(DATA RECORDS)
((
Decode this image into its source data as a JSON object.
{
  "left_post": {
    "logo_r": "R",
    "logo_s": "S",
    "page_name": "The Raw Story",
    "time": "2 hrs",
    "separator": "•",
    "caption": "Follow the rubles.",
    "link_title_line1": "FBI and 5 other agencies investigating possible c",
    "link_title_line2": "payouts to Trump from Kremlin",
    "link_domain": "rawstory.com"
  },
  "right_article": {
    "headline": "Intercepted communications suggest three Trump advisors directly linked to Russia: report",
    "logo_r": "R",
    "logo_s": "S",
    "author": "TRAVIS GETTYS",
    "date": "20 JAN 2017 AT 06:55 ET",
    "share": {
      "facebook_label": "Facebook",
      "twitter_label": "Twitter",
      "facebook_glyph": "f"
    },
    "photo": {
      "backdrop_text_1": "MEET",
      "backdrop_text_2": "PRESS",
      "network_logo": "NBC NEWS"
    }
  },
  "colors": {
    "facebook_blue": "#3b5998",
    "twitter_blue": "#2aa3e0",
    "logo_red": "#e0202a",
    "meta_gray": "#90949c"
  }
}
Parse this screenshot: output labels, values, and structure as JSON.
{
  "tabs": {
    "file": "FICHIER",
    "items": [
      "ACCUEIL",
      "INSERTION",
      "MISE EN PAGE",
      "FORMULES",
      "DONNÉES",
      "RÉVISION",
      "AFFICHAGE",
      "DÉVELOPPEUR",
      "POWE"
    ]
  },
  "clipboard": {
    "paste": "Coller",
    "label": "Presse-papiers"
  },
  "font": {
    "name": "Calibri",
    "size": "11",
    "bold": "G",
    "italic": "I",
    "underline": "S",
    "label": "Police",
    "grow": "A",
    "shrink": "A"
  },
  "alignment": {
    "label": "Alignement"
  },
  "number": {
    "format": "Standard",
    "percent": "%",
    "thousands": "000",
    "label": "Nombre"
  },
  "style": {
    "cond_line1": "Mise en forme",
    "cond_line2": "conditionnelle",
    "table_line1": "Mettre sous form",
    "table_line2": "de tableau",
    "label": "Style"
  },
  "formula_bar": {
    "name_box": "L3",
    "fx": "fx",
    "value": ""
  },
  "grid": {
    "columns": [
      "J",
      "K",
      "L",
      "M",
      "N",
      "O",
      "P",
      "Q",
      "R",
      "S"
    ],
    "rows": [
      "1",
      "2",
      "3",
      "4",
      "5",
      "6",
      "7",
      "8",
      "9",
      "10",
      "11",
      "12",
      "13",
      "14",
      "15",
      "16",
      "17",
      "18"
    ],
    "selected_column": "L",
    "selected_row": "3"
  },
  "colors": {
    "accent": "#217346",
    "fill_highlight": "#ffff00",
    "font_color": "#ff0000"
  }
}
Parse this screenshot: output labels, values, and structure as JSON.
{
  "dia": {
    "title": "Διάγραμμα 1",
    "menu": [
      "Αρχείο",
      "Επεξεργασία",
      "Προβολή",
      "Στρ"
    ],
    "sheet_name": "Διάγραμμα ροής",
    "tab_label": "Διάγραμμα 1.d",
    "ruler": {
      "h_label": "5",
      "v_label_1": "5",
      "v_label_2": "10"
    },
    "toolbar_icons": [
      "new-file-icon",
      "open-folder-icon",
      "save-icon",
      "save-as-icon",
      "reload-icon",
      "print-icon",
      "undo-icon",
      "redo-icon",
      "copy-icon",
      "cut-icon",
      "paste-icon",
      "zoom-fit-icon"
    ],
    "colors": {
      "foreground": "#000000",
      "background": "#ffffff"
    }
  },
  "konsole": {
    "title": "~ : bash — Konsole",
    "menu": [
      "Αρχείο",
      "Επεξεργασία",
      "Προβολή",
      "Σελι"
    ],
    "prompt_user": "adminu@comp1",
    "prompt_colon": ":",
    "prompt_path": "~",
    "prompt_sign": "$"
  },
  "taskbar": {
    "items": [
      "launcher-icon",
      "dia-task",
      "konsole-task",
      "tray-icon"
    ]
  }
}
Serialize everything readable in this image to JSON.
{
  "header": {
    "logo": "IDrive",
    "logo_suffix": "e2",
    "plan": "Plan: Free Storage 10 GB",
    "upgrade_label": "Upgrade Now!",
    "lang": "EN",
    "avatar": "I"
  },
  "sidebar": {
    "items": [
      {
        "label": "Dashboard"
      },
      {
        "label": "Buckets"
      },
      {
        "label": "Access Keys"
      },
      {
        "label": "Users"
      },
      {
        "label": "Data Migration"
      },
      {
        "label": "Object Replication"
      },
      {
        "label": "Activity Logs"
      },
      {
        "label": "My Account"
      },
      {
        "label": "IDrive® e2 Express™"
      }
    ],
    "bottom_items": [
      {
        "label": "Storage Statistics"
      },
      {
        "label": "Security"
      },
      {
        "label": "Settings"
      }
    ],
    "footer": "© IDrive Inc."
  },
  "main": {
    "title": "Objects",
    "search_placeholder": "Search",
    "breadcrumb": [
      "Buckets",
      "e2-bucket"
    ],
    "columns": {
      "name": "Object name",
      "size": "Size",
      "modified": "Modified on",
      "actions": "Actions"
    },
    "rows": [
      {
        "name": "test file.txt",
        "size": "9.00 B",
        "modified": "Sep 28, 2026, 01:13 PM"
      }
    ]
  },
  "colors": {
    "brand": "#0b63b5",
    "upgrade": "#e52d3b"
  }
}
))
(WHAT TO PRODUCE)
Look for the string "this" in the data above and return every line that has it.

(FINAL ANSWER)
Decode this image into its source data as a JSON object.
Parse this screenshot: output labels, values, and structure as JSON.
Parse this screenshot: output labels, values, and structure as JSON.
Serialize everything readable in this image to JSON.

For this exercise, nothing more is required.